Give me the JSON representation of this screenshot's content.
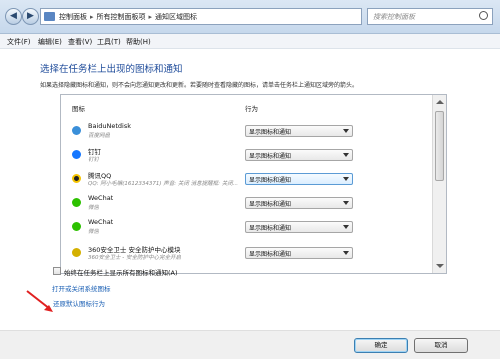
{
  "address": {
    "crumbs": [
      "控制面板",
      "所有控制面板项",
      "通知区域图标"
    ],
    "search_placeholder": "搜索控制面板"
  },
  "menu": [
    "文件(F)",
    "编辑(E)",
    "查看(V)",
    "工具(T)",
    "帮助(H)"
  ],
  "page": {
    "title": "选择在任务栏上出现的图标和通知",
    "description": "如果选择隐藏图标和通知，则不会向您通知更改和更新。若要随时查看隐藏的图标，请单击任务栏上通知区域旁的箭头。"
  },
  "table": {
    "col_icon": "图标",
    "col_behavior": "行为",
    "rows": [
      {
        "name": "BaiduNetdisk",
        "sub": "百度网盘",
        "behavior": "显示图标和通知",
        "icon": "baidu-netdisk-icon",
        "color": "#3a8fd9"
      },
      {
        "name": "钉钉",
        "sub": "钉钉",
        "behavior": "显示图标和通知",
        "icon": "dingtalk-icon",
        "color": "#1677ff"
      },
      {
        "name": "腾讯QQ",
        "sub": "QQ: 阿小毛嘛(1612334371)  声音: 关闭  消息提醒框: 关闭...",
        "behavior": "显示图标和通知",
        "icon": "qq-penguin-icon",
        "color": "#222222",
        "selected": true
      },
      {
        "name": "WeChat",
        "sub": "微信",
        "behavior": "显示图标和通知",
        "icon": "wechat-icon",
        "color": "#2dc100"
      },
      {
        "name": "WeChat",
        "sub": "微信",
        "behavior": "显示图标和通知",
        "icon": "wechat-icon",
        "color": "#2dc100"
      },
      {
        "name": "360安全卫士 安全防护中心模块",
        "sub": "360安全卫士 - 安全防护中心完全开启",
        "behavior": "显示图标和通知",
        "icon": "360-safe-icon",
        "color": "#d4b000"
      }
    ]
  },
  "links": {
    "system_icons": "打开或关闭系统图标",
    "restore": "还原默认图标行为"
  },
  "checkbox": {
    "label": "始终在任务栏上显示所有图标和通知(A)"
  },
  "buttons": {
    "ok": "确定",
    "cancel": "取消"
  }
}
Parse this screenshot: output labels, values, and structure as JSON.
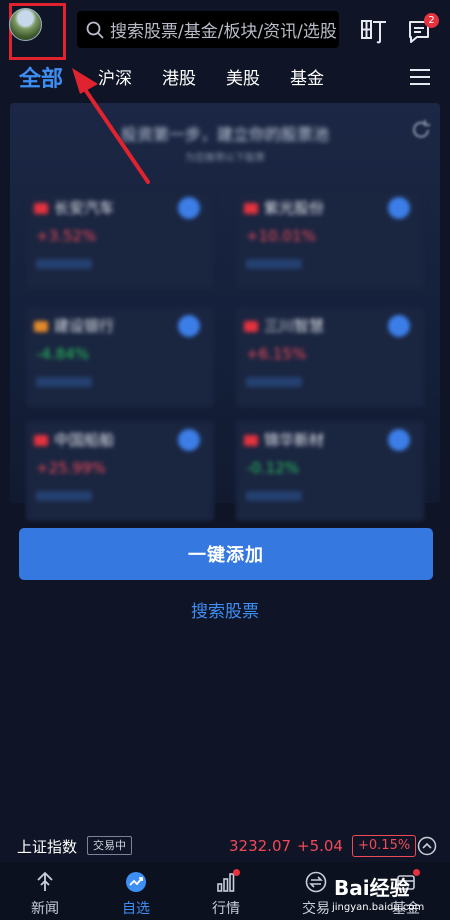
{
  "header": {
    "search_placeholder": "搜索股票/基金/板块/资讯/选股",
    "message_badge": "2"
  },
  "tabs": [
    {
      "label": "全部",
      "active": true
    },
    {
      "label": "沪深",
      "active": false
    },
    {
      "label": "港股",
      "active": false
    },
    {
      "label": "美股",
      "active": false
    },
    {
      "label": "基金",
      "active": false
    }
  ],
  "panel": {
    "title": "投资第一步，建立你的股票池",
    "subtitle": "为您推荐以下股票",
    "stocks": [
      {
        "name": "长安汽车",
        "change": "+3.52%",
        "direction": "up"
      },
      {
        "name": "紫光股份",
        "change": "+10.01%",
        "direction": "up"
      },
      {
        "name": "建设银行",
        "change": "-4.84%",
        "direction": "down"
      },
      {
        "name": "三川智慧",
        "change": "+6.15%",
        "direction": "up"
      },
      {
        "name": "中国船舶",
        "change": "+25.99%",
        "direction": "up"
      },
      {
        "name": "锦华新材",
        "change": "-0.12%",
        "direction": "down"
      }
    ]
  },
  "actions": {
    "one_click_add": "一键添加",
    "search_stocks": "搜索股票"
  },
  "index_ticker": {
    "name": "上证指数",
    "status": "交易中",
    "price": "3232.07",
    "change": "+5.04",
    "change_pct": "+0.15%"
  },
  "bottom_nav": [
    {
      "label": "新闻",
      "icon": "news-icon",
      "active": false
    },
    {
      "label": "自选",
      "icon": "watchlist-icon",
      "active": true
    },
    {
      "label": "行情",
      "icon": "market-icon",
      "active": false
    },
    {
      "label": "交易",
      "icon": "trade-icon",
      "active": false
    },
    {
      "label": "基金",
      "icon": "fund-icon",
      "active": false
    }
  ],
  "watermark": {
    "text": "Bai经验",
    "url": "jingyan.baidu.com"
  },
  "colors": {
    "accent": "#3d8ef5",
    "up": "#f24957",
    "down": "#27c25a",
    "highlight_border": "#e0232f"
  }
}
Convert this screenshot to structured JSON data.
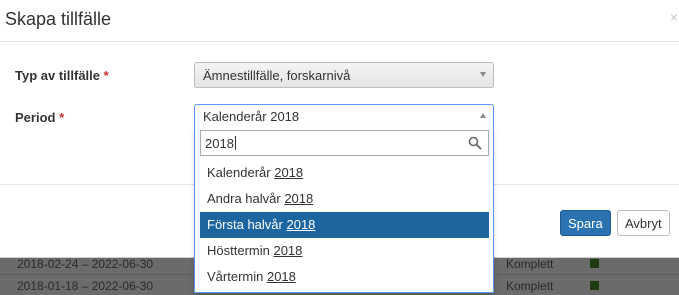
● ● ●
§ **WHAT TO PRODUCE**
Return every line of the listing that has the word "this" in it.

§ **SOLVED EXERCISE**
Give me the JSON representation of this screenshot's content.
Parse this screenshot: output labels, values, and structure as JSON.
Convert this screenshot to structured JSON data.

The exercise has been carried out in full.